### [Records for the task]
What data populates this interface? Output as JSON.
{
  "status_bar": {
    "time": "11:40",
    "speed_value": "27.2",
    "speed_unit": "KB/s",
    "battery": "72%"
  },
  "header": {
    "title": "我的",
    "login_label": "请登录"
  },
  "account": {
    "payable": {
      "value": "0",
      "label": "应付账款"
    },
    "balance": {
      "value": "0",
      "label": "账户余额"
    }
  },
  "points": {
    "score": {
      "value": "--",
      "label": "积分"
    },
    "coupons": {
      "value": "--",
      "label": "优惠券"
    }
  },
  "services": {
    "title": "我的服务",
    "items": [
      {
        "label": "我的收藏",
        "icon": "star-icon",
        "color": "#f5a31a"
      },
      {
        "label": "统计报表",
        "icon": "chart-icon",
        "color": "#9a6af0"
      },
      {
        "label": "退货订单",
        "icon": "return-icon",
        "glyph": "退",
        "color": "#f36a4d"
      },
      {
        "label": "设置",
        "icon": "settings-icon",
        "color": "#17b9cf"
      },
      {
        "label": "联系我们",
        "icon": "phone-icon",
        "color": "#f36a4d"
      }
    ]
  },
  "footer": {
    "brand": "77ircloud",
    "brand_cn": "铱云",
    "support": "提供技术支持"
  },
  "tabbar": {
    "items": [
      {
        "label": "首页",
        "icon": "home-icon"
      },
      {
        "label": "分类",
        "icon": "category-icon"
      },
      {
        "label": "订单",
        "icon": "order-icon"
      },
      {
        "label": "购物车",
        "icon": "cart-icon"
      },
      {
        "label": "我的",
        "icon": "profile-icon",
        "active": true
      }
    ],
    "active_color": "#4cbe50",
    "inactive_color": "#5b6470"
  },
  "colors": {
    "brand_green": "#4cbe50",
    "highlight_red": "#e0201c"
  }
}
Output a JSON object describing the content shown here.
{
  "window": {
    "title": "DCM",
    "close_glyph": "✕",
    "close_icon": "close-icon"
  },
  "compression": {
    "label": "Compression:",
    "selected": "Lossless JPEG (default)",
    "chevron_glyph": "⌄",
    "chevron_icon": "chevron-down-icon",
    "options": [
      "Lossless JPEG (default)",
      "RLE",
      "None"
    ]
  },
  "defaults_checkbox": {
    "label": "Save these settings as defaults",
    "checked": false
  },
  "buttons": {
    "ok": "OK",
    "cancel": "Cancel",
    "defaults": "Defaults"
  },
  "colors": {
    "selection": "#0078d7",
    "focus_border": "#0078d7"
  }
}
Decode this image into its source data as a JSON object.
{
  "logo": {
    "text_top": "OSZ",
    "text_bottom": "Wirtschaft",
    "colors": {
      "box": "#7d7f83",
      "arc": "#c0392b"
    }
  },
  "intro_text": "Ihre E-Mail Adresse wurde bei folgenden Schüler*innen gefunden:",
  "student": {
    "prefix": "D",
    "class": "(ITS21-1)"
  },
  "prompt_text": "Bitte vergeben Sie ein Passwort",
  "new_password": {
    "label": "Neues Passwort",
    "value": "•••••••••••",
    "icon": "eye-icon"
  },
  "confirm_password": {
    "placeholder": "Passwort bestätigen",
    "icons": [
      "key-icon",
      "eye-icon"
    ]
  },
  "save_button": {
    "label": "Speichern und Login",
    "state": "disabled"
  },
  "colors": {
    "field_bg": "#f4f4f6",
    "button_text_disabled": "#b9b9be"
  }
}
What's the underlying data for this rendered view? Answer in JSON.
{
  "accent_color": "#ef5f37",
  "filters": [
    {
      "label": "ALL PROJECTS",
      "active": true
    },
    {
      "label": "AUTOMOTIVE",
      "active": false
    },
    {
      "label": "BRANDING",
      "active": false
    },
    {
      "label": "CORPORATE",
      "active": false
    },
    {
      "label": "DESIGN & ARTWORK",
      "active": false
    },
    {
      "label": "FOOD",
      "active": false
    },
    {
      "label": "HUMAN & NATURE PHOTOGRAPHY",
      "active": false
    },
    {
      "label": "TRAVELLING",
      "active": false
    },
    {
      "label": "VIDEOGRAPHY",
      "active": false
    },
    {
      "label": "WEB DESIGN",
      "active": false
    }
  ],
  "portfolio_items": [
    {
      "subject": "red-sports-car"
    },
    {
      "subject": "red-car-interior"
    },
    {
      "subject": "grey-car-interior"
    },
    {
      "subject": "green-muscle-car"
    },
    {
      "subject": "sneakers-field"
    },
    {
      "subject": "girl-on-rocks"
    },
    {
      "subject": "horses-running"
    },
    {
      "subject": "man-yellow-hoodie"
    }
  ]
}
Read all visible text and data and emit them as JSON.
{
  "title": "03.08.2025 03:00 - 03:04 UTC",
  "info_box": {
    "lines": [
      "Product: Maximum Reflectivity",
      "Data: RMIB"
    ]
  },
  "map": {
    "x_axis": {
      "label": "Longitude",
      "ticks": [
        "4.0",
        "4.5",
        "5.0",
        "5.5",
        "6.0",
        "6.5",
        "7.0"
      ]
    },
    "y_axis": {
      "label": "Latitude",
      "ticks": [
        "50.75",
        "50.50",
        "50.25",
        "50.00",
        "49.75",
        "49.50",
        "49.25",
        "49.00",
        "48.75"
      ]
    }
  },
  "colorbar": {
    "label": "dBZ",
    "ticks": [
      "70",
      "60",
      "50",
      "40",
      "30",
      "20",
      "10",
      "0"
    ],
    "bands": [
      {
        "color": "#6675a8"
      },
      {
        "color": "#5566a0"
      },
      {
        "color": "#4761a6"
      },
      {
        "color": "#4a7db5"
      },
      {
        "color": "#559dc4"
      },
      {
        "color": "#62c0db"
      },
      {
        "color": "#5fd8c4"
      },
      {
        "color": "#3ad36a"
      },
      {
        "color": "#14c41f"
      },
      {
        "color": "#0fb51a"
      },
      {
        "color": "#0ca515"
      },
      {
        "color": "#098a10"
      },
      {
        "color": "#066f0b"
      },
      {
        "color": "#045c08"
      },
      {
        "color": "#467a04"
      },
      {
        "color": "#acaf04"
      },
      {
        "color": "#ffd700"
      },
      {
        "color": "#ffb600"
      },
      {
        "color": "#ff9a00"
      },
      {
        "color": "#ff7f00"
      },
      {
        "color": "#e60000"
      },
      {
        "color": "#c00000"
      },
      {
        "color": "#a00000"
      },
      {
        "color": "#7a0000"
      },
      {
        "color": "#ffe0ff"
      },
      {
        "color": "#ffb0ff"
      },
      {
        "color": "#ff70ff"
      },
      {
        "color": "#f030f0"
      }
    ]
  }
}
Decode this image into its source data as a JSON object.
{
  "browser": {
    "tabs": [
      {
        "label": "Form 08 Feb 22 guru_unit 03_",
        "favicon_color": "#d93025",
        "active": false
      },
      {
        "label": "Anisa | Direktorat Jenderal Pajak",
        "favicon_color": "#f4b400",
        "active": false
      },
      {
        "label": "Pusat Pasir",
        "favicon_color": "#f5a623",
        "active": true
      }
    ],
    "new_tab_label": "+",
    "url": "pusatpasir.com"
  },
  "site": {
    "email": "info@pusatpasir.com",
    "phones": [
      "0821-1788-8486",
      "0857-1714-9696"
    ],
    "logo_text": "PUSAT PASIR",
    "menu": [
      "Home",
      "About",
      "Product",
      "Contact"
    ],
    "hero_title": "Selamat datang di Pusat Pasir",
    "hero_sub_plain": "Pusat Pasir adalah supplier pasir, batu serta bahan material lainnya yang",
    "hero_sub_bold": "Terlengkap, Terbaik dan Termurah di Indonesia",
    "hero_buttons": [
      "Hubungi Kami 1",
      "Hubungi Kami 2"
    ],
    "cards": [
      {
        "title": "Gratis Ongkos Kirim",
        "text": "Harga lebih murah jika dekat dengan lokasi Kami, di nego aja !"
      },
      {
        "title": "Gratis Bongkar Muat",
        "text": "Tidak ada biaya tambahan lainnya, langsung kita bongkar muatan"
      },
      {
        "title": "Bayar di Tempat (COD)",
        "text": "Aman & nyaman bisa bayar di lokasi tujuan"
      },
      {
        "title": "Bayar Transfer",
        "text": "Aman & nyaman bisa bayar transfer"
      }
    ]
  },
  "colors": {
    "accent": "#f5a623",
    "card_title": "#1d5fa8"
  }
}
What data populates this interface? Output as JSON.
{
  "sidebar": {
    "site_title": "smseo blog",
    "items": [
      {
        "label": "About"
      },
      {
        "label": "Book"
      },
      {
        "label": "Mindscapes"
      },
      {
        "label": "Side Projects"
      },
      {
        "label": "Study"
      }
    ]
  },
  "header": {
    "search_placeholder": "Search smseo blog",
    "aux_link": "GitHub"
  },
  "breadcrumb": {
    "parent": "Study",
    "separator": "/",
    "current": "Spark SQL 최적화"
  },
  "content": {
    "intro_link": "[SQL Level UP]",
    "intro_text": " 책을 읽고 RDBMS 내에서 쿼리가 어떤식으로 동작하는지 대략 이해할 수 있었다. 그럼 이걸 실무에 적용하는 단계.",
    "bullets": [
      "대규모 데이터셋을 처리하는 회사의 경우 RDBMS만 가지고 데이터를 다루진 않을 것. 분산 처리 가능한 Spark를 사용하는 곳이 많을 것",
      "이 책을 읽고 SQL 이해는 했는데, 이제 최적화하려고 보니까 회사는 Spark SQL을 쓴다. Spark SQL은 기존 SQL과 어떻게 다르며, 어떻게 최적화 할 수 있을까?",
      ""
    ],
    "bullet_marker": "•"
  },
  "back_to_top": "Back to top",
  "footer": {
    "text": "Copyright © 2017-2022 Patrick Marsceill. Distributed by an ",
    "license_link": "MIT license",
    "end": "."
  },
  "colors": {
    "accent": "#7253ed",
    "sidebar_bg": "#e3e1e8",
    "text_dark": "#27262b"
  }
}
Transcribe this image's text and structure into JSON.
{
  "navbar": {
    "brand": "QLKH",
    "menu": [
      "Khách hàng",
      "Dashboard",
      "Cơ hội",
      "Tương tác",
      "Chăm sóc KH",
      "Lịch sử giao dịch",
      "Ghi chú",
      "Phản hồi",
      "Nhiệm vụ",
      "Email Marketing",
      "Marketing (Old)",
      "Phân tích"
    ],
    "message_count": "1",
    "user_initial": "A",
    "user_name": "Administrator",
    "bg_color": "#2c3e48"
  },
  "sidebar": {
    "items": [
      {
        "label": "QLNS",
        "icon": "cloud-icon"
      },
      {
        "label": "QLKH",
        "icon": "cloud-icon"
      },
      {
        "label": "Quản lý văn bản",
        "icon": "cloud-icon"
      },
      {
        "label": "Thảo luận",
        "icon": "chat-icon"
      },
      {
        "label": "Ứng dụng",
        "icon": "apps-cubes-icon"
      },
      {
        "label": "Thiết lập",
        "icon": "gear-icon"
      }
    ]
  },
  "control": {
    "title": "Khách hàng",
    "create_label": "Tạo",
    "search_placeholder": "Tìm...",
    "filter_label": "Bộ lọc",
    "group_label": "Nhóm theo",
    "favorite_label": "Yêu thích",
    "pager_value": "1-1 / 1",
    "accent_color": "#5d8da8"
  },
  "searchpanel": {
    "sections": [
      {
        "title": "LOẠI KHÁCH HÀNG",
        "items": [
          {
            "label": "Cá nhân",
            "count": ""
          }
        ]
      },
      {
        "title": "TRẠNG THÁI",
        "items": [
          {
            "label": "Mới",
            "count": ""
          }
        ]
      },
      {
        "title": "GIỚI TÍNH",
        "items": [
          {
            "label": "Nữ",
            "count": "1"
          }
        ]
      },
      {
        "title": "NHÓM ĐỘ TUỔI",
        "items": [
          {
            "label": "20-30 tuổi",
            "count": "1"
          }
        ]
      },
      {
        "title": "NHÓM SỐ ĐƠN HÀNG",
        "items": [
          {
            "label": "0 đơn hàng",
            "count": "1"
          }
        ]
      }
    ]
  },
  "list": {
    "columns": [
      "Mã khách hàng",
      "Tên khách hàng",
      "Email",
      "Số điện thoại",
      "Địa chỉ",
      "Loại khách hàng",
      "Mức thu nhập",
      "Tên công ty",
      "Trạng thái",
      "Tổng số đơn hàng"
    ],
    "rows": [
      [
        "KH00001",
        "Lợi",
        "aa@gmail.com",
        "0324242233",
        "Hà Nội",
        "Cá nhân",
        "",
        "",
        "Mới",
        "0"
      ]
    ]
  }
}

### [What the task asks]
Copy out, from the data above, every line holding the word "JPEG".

### [Response to the task]
    "selected": "Lossless JPEG (default)",
      "Lossless JPEG (default)",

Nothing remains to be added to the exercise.